# Aim of the exercise
All of the entries, apart from their pictures, are to be copied verbatim.

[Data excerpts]

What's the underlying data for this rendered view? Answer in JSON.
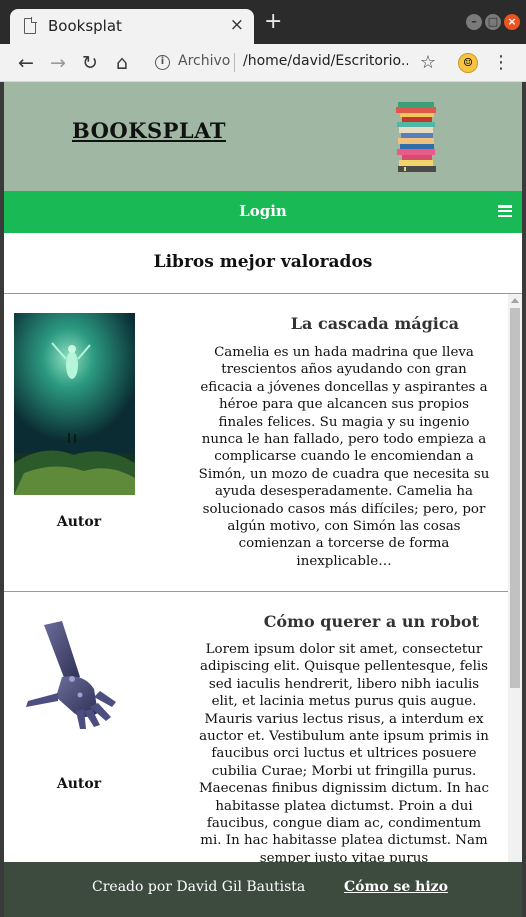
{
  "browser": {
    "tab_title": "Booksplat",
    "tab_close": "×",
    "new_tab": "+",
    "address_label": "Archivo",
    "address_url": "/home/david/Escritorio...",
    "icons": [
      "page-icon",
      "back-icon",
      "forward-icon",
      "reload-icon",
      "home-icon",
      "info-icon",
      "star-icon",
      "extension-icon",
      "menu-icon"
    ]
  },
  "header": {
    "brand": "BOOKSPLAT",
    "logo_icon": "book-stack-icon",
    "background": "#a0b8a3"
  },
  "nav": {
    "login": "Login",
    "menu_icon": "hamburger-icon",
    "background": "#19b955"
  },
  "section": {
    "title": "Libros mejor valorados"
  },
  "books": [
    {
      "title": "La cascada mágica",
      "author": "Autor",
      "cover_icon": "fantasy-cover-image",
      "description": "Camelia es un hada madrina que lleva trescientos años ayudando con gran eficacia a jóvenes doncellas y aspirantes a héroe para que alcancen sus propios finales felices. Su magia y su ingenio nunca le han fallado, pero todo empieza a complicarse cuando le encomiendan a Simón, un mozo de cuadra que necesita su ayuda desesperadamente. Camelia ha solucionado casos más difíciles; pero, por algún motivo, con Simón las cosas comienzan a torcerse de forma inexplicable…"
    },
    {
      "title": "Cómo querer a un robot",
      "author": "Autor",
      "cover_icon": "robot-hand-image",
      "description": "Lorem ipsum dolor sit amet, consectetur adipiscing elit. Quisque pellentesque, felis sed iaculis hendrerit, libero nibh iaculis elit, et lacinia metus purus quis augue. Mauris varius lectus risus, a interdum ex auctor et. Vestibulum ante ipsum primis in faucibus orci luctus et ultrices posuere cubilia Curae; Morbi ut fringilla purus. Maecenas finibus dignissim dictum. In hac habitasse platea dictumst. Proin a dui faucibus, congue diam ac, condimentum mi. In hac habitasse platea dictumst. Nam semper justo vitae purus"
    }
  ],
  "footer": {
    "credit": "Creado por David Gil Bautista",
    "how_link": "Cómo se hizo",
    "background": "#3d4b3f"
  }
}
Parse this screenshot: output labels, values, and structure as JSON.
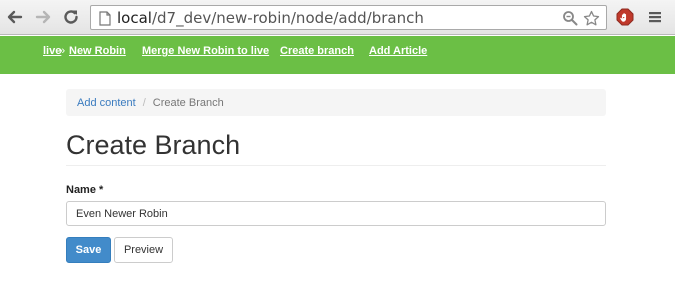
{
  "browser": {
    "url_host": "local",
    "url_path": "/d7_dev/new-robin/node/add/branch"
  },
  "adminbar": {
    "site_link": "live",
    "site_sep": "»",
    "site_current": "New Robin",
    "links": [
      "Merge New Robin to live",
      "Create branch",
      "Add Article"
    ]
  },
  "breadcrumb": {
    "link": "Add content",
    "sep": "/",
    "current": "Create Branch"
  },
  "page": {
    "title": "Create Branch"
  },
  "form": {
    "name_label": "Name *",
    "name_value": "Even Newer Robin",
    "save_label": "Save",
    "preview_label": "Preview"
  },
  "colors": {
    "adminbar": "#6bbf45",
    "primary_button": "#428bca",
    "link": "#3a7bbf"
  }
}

# Task answer
What's the underlying data for this rendered view? Answer in JSON.
{
  "browser": {
    "tab_title": "Booksplat",
    "tab_close": "×",
    "new_tab": "+",
    "address_label": "Archivo",
    "address_url": "/home/david/Escritorio...",
    "icons": [
      "page-icon",
      "back-icon",
      "forward-icon",
      "reload-icon",
      "home-icon",
      "info-icon",
      "star-icon",
      "extension-icon",
      "menu-icon"
    ]
  },
  "header": {
    "brand": "BOOKSPLAT",
    "logo_icon": "book-stack-icon",
    "background": "#a0b8a3"
  },
  "nav": {
    "login": "Login",
    "menu_icon": "hamburger-icon",
    "background": "#19b955"
  },
  "section": {
    "title": "Libros mejor valorados"
  },
  "books": [
    {
      "title": "La cascada mágica",
      "author": "Autor",
      "cover_icon": "fantasy-cover-image",
      "description": "Camelia es un hada madrina que lleva trescientos años ayudando con gran eficacia a jóvenes doncellas y aspirantes a héroe para que alcancen sus propios finales felices. Su magia y su ingenio nunca le han fallado, pero todo empieza a complicarse cuando le encomiendan a Simón, un mozo de cuadra que necesita su ayuda desesperadamente. Camelia ha solucionado casos más difíciles; pero, por algún motivo, con Simón las cosas comienzan a torcerse de forma inexplicable…"
    },
    {
      "title": "Cómo querer a un robot",
      "author": "Autor",
      "cover_icon": "robot-hand-image",
      "description": "Lorem ipsum dolor sit amet, consectetur adipiscing elit. Quisque pellentesque, felis sed iaculis hendrerit, libero nibh iaculis elit, et lacinia metus purus quis augue. Mauris varius lectus risus, a interdum ex auctor et. Vestibulum ante ipsum primis in faucibus orci luctus et ultrices posuere cubilia Curae; Morbi ut fringilla purus. Maecenas finibus dignissim dictum. In hac habitasse platea dictumst. Proin a dui faucibus, congue diam ac, condimentum mi. In hac habitasse platea dictumst. Nam semper justo vitae purus"
    }
  ],
  "footer": {
    "credit": "Creado por David Gil Bautista",
    "how_link": "Cómo se hizo",
    "background": "#3d4b3f"
  }
}
Parse this screenshot: output labels, values, and structure as JSON.
{
  "browser": {
    "url_host": "local",
    "url_path": "/d7_dev/new-robin/node/add/branch"
  },
  "adminbar": {
    "site_link": "live",
    "site_sep": "»",
    "site_current": "New Robin",
    "links": [
      "Merge New Robin to live",
      "Create branch",
      "Add Article"
    ]
  },
  "breadcrumb": {
    "link": "Add content",
    "sep": "/",
    "current": "Create Branch"
  },
  "page": {
    "title": "Create Branch"
  },
  "form": {
    "name_label": "Name *",
    "name_value": "Even Newer Robin",
    "save_label": "Save",
    "preview_label": "Preview"
  },
  "colors": {
    "adminbar": "#6bbf45",
    "primary_button": "#428bca",
    "link": "#3a7bbf"
  }
}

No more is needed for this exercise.